» App and web page records:

((

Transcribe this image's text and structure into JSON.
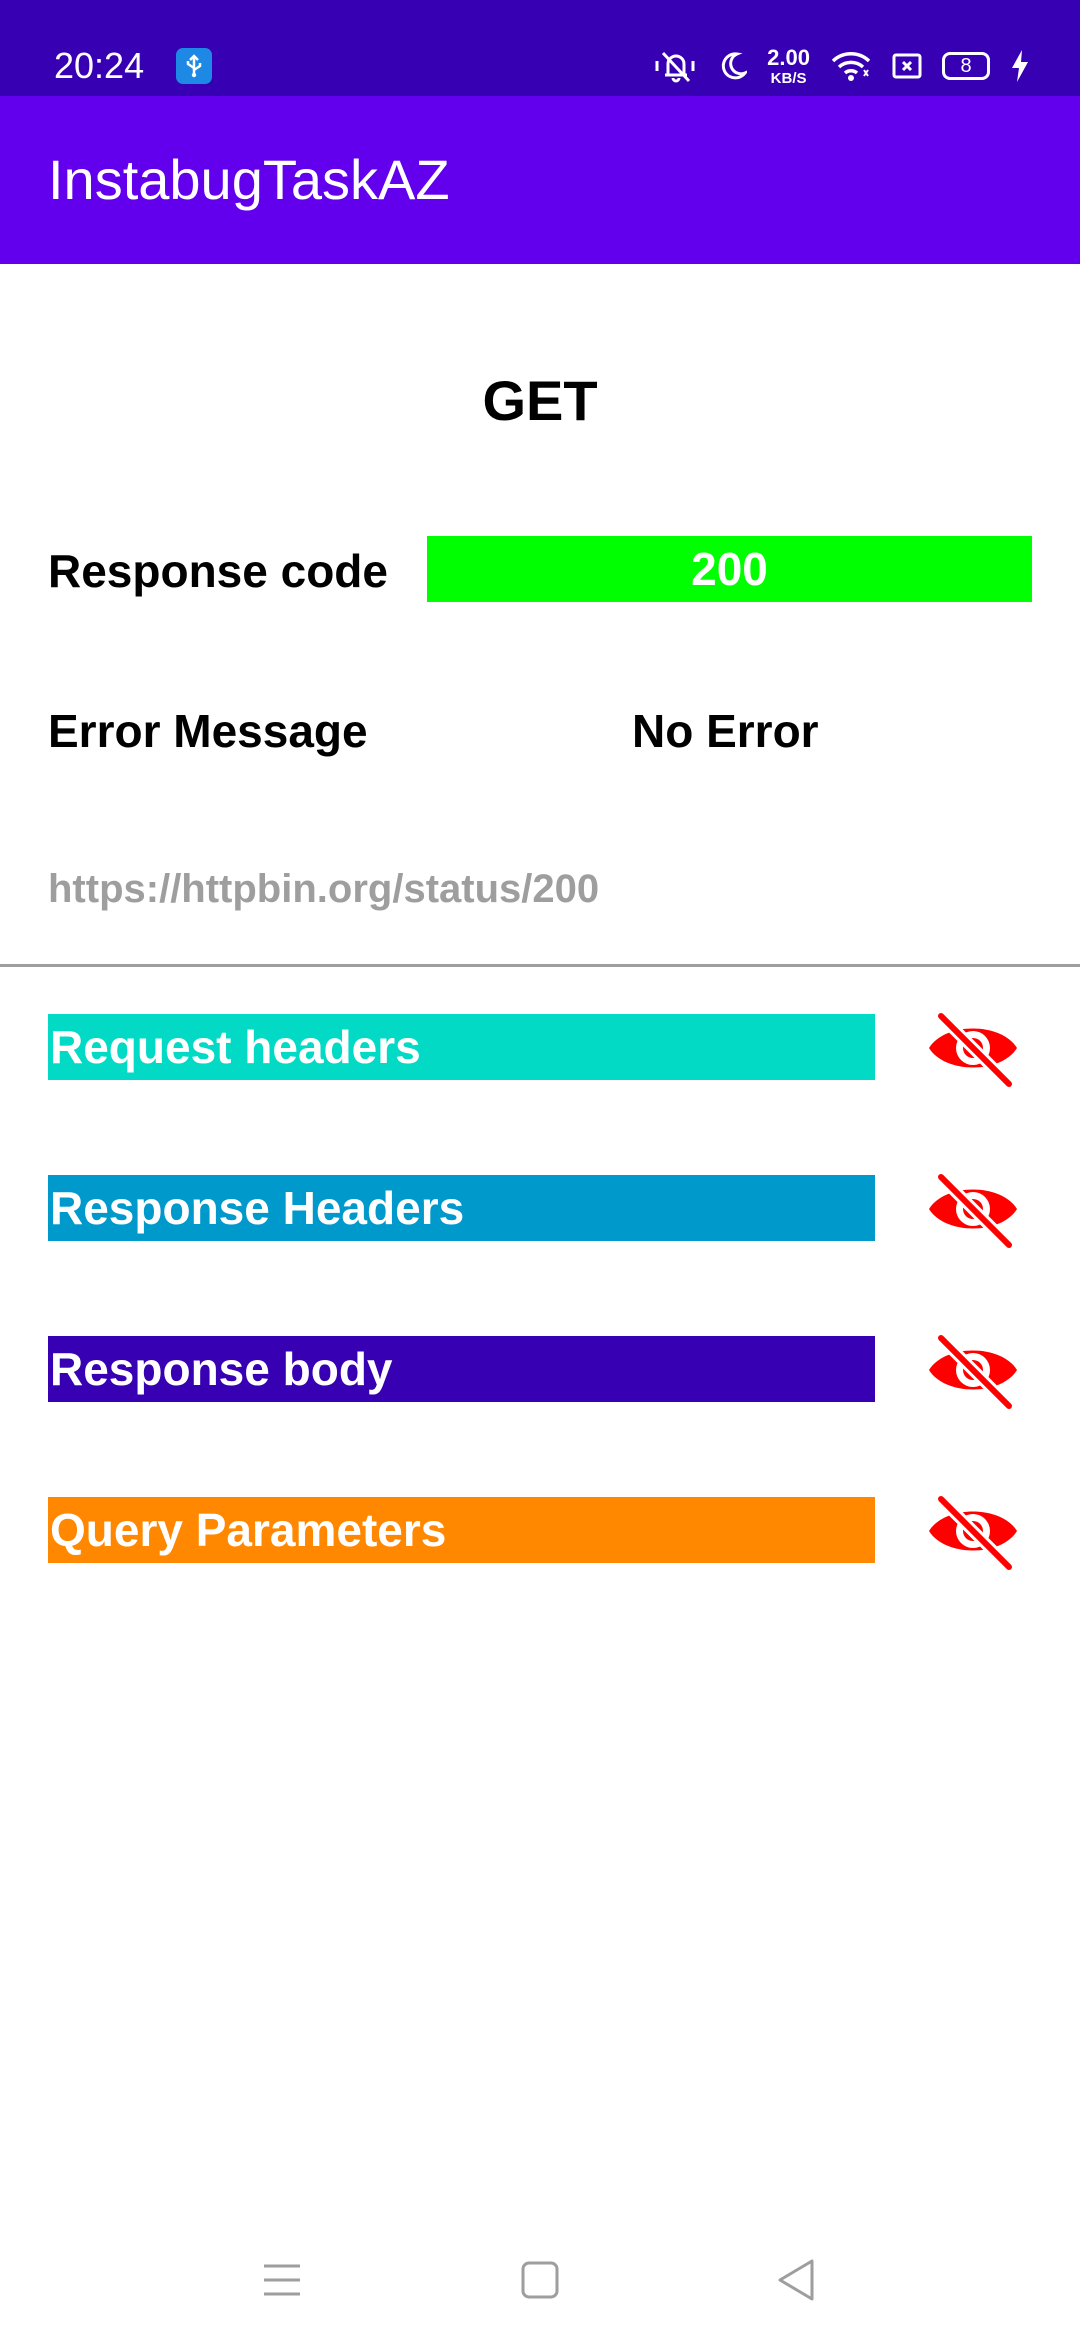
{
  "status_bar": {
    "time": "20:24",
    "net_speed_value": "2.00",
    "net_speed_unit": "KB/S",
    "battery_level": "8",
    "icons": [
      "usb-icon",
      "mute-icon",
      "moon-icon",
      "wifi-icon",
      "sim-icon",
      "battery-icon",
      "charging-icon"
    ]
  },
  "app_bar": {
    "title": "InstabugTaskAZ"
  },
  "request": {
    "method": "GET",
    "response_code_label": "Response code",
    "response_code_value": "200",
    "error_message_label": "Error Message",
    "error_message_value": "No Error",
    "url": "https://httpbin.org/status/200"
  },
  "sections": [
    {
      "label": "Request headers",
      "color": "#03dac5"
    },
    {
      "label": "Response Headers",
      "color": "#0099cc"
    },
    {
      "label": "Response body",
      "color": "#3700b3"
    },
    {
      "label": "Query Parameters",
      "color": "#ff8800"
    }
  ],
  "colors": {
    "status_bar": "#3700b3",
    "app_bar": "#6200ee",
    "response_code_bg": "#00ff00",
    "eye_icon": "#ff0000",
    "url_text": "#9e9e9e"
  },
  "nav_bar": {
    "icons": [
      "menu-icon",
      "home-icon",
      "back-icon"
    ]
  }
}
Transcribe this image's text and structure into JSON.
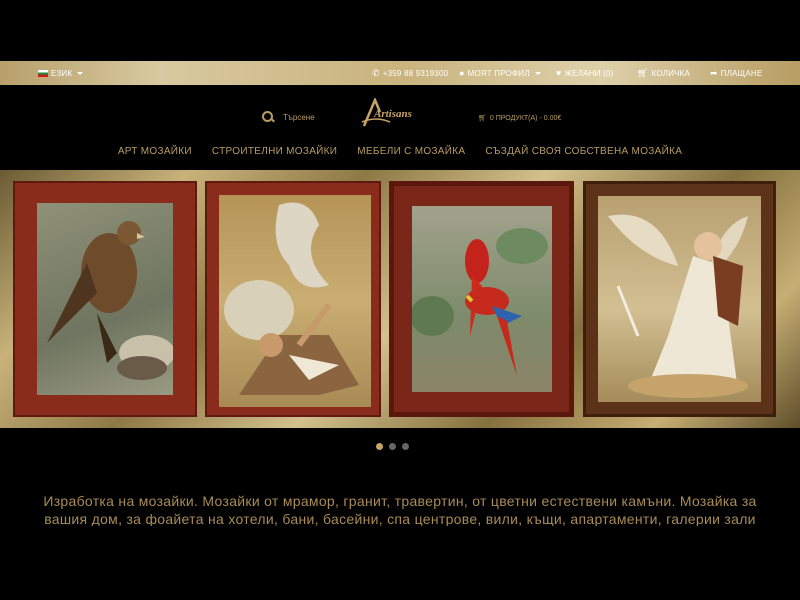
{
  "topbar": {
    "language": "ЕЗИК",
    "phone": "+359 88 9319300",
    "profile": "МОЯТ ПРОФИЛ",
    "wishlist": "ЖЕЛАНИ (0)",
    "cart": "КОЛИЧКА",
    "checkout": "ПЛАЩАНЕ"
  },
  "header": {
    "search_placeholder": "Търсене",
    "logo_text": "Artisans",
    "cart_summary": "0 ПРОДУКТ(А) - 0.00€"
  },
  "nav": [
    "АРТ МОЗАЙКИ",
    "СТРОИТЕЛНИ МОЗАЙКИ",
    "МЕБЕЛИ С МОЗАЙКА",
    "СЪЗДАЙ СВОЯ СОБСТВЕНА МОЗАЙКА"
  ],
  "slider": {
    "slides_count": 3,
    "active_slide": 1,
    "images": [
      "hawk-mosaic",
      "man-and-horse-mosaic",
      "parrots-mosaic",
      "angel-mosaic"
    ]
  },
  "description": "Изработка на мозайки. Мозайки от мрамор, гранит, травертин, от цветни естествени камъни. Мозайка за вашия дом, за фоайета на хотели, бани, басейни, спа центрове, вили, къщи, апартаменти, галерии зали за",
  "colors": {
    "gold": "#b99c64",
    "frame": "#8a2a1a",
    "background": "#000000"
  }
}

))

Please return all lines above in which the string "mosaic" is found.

» Response:
      "hawk-mosaic",
      "man-and-horse-mosaic",
      "parrots-mosaic",
      "angel-mosaic"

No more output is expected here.